In conclusion, the catestatin fragment of chromogranin A exerts its autocrine modulatory role on catecholamine secretion by a direct interaction with the nicotinic receptor itself, reducing Na+ and Ca2+influx into the cell, without affecting the kinetics or the last step of the exocytotic process. The fact that the modulatory mechanism of catestatin on the nAChR displays a more pronounced inhibitory effect during prolonged and stronger ACh pulses might have physiological relevance. Thus, the endogenous peptide could exert a major control at the higher frequencies of splanchnic nerve stimulation (i.e., extremely stressful situations), in which a more effective modulatory action might be advantageous in avoiding the negative consequences of an excessive release of catecholamines to the bloodstream.
This work was funded by grants from Dirección General de Investigación Cientı́fica y Técnica (PB98-0090, PM99-0005, and PM99-0006) to C.M. and A.G.G., and Programa de Grupos Estratégicos Comunidad Autónoma de Madrid–Universidad Autónoma Madrid (CAM/UAM) and Fundación Teófilo Hernando (FTH), Spain. The work of D.T.O. and S.K.M. is supported by the U.S. Department of Veterans Affairs and National Institutes of Health. C.J.H. was a fellow of FTH; E.A. is a postdoctoral fellow of Programa Grupos Estratégicos (CAM/UAM); A.J.P. and E.G.P. are fellows of CAM, Spain. We thank Prof. F. Sala for helpful comments on an earlier version of this manuscript. We thank Profs. S. Heinemann and J. Patrick for providing the plasmids containing the coding regions of the rat brain nAChR subunits.

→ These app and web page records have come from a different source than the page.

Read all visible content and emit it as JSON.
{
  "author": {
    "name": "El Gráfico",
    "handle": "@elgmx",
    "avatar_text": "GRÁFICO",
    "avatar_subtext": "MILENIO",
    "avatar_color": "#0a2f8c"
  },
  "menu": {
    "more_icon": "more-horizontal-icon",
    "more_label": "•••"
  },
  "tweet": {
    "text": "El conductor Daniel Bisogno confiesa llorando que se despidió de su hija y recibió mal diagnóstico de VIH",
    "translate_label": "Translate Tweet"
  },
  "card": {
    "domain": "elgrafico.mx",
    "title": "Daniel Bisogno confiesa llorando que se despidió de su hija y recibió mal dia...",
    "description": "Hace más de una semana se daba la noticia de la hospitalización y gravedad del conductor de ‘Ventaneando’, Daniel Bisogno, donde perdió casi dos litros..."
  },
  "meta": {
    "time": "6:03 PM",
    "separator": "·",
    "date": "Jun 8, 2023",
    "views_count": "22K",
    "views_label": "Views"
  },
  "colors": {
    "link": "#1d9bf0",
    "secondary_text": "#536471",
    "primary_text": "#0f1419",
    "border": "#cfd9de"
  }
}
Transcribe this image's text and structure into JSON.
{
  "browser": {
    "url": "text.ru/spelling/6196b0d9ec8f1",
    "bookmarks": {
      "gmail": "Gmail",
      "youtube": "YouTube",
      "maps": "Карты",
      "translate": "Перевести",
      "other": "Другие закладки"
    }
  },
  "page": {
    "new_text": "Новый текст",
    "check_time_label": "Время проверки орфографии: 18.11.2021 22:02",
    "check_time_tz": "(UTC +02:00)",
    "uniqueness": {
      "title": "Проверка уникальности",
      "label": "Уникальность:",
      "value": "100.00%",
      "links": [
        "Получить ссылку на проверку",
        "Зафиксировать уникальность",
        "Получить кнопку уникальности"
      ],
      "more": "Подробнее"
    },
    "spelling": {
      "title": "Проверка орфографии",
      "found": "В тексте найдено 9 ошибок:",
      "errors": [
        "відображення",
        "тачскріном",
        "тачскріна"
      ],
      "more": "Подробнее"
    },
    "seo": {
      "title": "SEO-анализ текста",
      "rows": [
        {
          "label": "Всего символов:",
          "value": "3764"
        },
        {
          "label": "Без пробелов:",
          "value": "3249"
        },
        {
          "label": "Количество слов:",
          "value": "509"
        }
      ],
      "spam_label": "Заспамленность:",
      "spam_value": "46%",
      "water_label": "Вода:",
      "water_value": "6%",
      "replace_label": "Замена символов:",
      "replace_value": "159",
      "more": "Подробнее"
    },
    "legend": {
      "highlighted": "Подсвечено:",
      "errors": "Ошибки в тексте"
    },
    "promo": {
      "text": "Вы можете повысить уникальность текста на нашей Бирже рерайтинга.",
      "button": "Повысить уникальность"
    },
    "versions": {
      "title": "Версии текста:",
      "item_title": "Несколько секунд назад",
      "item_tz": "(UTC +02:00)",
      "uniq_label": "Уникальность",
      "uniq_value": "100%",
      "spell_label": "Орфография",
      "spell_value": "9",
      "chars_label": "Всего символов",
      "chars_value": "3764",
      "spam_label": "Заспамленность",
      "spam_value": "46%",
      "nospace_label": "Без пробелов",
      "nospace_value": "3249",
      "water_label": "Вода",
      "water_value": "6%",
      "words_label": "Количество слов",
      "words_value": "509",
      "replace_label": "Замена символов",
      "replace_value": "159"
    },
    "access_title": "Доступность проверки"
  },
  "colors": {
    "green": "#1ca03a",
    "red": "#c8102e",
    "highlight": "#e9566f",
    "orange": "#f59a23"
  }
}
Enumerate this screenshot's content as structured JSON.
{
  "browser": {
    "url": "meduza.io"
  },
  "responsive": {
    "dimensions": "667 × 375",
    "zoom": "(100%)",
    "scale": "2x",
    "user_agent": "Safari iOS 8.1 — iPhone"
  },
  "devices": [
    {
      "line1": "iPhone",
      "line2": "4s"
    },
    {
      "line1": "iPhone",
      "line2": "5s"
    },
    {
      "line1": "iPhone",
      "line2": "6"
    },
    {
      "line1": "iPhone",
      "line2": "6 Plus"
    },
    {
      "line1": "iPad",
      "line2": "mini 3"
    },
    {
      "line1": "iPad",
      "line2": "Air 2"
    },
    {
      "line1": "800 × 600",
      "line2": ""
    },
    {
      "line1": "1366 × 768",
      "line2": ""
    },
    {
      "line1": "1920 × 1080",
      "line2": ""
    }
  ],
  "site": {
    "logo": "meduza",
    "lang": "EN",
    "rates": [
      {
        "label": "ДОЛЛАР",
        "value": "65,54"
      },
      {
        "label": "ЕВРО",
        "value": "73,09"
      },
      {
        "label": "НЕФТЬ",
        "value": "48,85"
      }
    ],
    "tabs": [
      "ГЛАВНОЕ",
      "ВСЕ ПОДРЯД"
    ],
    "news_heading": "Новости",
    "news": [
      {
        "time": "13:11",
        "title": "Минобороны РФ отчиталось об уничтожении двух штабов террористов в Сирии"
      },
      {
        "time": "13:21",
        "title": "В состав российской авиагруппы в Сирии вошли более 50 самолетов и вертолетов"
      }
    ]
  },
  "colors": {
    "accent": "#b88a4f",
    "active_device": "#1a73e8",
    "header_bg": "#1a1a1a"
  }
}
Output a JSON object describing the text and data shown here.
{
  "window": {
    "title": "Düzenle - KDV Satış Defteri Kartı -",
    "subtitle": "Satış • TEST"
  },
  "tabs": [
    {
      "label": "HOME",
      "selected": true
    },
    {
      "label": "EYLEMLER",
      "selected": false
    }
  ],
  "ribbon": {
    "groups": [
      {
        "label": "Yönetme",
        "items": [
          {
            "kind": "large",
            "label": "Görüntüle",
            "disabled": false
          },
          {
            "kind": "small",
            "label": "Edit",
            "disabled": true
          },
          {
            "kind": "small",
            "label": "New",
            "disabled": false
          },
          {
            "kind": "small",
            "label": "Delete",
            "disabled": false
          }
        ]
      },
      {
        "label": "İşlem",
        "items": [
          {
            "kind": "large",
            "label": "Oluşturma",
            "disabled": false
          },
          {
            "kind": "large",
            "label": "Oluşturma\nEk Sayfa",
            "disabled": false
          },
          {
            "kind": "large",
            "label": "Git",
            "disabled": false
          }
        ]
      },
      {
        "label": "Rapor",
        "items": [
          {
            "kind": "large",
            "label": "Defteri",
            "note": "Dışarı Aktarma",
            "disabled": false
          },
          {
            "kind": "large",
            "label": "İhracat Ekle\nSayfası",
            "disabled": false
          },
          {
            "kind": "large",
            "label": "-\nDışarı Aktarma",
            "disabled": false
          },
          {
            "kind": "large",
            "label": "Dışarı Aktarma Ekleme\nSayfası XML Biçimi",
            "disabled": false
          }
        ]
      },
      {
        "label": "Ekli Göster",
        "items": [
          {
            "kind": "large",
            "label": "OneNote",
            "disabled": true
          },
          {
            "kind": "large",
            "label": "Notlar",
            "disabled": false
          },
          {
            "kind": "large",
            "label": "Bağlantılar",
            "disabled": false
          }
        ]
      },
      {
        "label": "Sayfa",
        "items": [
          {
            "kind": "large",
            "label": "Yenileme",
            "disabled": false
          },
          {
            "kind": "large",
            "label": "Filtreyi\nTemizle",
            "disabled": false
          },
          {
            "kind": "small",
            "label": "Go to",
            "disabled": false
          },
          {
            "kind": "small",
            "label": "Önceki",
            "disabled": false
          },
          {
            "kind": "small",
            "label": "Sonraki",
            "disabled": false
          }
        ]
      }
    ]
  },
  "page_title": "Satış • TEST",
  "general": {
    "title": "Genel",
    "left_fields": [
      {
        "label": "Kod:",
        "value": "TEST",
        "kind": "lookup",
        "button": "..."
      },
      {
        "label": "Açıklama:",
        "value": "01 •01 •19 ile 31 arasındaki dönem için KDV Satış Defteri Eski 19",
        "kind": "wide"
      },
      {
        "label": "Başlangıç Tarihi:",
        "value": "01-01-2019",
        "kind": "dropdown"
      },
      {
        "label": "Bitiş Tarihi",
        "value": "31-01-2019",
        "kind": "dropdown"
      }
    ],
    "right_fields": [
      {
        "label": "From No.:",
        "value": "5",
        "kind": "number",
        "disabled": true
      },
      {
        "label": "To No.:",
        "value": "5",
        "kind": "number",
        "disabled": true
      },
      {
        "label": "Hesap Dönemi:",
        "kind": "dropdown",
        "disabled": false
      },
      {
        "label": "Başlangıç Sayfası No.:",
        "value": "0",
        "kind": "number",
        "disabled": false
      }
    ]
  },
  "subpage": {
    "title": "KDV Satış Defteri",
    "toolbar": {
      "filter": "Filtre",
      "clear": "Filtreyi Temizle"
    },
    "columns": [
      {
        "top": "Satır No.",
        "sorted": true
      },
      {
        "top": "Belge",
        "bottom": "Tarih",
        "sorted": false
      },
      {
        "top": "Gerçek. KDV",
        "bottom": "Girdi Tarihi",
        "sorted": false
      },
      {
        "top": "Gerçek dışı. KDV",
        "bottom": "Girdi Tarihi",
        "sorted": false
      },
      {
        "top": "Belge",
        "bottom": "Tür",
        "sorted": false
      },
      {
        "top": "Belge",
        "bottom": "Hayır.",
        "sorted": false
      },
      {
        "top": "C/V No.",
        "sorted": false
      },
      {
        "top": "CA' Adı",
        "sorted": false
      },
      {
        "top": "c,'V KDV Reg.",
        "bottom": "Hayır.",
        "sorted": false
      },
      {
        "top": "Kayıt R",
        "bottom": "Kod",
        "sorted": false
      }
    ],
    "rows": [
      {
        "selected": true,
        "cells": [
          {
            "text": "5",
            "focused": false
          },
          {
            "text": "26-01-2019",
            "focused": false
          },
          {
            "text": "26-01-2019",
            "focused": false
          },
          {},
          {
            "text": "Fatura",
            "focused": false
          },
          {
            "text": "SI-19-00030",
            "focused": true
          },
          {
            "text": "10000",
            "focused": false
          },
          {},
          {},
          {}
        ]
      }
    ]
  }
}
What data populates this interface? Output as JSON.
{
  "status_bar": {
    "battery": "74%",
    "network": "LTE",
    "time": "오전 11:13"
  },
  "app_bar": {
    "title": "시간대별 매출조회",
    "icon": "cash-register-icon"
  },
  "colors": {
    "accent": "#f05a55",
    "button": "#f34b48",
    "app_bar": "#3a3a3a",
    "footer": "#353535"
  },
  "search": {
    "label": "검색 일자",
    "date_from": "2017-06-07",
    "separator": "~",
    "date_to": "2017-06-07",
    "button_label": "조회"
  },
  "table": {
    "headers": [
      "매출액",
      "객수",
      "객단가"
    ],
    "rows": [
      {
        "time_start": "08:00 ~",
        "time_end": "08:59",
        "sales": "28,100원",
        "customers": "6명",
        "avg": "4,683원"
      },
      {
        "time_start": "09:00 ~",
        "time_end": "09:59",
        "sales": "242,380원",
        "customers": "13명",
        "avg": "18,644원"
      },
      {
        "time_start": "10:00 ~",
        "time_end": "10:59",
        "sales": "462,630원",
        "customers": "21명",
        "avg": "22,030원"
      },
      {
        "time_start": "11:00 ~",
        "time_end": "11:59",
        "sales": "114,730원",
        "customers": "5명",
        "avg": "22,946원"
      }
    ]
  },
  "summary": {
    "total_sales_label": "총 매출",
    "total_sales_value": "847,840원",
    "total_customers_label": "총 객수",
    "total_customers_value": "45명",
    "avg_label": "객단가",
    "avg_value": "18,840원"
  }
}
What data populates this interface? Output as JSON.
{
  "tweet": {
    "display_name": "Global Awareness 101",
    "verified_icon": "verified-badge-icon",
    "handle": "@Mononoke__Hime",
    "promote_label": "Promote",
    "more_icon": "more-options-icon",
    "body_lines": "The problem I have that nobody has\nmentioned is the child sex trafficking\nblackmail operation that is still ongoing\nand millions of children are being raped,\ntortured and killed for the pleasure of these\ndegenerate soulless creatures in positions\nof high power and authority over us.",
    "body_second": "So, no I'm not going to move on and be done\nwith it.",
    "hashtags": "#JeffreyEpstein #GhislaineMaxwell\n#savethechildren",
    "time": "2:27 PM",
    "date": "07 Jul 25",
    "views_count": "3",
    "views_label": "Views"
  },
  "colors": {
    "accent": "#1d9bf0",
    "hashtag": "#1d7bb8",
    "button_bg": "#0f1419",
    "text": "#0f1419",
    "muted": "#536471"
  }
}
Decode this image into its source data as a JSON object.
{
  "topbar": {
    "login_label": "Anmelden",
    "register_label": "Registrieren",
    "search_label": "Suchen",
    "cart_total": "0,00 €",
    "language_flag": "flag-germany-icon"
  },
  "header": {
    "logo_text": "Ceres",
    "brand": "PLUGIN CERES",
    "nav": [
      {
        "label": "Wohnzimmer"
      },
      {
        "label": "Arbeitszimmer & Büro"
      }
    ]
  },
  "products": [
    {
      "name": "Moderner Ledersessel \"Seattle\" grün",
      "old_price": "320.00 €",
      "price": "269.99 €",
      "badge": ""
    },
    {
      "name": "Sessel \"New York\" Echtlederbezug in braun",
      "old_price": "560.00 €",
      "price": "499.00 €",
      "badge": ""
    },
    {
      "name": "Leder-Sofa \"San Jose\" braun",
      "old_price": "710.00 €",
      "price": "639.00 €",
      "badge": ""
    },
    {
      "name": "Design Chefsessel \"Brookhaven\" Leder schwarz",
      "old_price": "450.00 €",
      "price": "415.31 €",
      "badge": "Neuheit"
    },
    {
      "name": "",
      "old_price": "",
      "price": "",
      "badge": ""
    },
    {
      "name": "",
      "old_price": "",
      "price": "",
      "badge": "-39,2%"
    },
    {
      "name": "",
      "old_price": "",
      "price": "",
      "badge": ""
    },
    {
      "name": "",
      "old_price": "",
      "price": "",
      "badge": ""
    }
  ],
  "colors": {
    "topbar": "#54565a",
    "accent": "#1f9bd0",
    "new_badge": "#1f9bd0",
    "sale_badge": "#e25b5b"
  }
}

Correspondence should be addressed to Carmen Montiel, Departamento de Farmacologı́a, Facultad de Medicina, Universidad Autónoma de Madrid, C/Arzobispo Morcillo 4, 28029 Madrid, Spain. E-mail:.